* [Prompt]: Of the lines below, copy those that hold the word "example".

....

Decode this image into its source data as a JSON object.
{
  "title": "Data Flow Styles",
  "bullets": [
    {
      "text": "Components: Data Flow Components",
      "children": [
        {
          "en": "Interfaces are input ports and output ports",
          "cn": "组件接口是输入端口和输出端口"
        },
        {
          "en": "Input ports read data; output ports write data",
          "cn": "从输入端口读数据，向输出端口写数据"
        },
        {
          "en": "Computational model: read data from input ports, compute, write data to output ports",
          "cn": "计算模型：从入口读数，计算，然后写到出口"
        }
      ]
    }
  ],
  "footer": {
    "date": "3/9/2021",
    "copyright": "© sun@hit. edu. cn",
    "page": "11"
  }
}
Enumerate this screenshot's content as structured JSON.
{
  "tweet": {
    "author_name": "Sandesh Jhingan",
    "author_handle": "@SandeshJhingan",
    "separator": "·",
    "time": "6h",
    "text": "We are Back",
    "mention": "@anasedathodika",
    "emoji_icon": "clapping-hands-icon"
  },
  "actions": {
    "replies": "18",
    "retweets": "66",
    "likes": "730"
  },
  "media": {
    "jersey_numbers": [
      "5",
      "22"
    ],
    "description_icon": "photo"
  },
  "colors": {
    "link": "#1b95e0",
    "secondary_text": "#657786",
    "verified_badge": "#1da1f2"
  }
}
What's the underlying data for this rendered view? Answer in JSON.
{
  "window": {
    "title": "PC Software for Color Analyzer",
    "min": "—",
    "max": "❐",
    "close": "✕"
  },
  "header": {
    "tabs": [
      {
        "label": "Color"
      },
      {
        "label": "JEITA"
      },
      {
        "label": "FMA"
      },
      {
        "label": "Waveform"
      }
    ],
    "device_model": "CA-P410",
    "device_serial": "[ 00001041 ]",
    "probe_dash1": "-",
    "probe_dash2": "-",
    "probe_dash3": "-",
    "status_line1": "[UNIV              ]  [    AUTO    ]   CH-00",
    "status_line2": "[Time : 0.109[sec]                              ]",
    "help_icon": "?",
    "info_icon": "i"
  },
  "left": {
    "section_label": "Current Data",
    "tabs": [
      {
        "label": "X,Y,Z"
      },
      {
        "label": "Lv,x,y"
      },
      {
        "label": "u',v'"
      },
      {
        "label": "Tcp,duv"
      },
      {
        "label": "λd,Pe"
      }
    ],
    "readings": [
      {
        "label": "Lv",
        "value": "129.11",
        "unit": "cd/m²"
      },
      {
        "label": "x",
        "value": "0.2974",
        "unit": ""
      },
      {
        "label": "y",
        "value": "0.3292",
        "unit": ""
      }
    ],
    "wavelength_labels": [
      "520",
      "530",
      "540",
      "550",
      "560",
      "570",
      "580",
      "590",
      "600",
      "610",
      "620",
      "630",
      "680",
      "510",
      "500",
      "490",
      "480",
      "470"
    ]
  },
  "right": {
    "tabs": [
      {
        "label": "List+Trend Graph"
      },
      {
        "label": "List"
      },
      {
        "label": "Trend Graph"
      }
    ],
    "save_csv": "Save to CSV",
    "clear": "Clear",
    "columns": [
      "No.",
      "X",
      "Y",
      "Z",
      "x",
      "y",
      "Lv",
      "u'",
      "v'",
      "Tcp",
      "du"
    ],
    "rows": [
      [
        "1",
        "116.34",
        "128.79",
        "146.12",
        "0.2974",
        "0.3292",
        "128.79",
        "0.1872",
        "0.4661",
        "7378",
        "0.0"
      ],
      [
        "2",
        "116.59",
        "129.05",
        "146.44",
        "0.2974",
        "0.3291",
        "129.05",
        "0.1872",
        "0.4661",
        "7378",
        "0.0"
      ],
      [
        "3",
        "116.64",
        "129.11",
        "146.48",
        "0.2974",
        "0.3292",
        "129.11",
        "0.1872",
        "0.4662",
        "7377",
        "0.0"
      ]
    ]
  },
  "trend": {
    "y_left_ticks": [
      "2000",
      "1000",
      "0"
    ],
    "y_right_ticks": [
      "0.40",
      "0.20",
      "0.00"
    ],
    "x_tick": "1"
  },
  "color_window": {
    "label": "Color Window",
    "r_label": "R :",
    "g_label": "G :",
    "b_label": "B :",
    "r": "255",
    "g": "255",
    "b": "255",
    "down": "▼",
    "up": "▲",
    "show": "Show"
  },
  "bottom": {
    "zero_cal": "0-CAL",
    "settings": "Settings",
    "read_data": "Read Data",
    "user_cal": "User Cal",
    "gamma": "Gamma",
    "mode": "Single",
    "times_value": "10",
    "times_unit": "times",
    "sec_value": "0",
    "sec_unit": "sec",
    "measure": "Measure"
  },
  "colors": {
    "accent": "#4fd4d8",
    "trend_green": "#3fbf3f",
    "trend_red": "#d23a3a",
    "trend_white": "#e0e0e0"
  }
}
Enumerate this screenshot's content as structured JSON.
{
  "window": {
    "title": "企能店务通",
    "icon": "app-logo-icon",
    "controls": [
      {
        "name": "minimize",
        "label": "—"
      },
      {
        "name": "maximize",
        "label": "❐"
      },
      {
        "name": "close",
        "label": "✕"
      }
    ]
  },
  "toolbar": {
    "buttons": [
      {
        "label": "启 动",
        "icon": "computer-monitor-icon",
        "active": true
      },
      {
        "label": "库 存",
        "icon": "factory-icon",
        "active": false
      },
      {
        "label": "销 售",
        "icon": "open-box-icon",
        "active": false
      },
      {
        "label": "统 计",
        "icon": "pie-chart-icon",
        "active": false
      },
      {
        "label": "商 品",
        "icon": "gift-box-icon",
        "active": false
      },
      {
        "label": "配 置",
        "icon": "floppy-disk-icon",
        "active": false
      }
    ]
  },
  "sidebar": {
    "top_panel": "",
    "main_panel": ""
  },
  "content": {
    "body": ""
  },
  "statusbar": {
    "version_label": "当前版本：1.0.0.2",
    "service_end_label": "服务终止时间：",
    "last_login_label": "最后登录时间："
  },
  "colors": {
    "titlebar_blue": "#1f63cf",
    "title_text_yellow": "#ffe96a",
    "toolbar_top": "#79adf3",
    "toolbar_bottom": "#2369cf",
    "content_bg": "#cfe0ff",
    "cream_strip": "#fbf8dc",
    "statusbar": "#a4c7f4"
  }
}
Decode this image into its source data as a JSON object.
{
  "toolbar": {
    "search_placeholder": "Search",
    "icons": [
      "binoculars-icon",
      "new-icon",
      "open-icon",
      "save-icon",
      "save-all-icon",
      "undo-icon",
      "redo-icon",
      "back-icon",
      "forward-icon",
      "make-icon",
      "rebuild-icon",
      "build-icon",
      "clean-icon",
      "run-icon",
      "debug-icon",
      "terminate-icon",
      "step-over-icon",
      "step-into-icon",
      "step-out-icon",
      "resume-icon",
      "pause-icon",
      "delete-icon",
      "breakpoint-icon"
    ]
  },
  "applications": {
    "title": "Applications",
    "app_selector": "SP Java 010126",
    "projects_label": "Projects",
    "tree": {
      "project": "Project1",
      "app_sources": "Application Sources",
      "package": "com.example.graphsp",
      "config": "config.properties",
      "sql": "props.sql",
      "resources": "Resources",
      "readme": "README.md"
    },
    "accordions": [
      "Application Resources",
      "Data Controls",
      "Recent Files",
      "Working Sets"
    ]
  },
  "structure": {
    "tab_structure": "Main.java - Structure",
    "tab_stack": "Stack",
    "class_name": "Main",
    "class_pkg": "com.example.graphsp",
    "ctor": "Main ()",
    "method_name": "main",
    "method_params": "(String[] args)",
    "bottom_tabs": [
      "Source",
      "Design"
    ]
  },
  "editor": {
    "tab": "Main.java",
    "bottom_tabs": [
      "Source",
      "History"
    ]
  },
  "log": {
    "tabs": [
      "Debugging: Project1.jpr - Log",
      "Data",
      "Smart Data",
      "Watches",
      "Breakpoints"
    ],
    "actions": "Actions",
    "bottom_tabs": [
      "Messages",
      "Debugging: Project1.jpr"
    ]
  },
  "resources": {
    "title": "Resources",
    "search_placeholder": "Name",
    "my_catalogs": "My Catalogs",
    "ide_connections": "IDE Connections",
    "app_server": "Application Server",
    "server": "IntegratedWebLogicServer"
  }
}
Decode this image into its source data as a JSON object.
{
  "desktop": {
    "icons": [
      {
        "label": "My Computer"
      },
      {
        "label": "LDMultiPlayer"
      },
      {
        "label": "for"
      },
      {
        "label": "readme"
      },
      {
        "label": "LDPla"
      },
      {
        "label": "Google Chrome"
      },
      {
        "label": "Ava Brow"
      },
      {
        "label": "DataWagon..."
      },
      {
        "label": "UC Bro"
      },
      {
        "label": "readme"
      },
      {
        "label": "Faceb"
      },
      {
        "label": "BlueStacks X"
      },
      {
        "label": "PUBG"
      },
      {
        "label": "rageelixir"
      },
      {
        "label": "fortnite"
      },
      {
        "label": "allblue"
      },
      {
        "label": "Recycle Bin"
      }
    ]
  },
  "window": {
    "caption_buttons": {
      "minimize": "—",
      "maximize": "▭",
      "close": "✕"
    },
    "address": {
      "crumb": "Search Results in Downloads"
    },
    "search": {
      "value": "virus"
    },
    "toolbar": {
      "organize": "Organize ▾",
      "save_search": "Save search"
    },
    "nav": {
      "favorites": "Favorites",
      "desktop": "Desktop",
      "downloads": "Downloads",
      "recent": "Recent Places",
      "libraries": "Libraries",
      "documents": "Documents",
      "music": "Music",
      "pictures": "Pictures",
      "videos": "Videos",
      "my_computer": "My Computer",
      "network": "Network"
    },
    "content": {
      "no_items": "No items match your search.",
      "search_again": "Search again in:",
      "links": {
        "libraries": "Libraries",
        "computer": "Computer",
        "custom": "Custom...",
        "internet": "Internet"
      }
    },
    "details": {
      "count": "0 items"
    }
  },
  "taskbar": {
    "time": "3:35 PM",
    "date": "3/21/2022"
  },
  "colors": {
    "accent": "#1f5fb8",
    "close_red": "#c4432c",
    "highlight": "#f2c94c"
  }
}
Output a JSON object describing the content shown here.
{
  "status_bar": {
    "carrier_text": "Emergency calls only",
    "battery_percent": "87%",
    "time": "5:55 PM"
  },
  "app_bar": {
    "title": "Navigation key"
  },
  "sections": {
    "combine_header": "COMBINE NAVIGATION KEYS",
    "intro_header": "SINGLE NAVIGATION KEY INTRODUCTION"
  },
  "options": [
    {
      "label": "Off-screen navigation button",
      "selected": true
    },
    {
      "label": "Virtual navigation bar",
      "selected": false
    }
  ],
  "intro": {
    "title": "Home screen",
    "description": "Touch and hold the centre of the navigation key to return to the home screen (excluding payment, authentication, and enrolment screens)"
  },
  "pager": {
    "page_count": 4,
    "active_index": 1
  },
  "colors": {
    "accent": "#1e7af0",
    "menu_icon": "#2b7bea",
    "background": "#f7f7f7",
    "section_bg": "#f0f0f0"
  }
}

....

* [Finished exercise]:
      "package": "com.example.graphsp",
    "class_pkg": "com.example.graphsp",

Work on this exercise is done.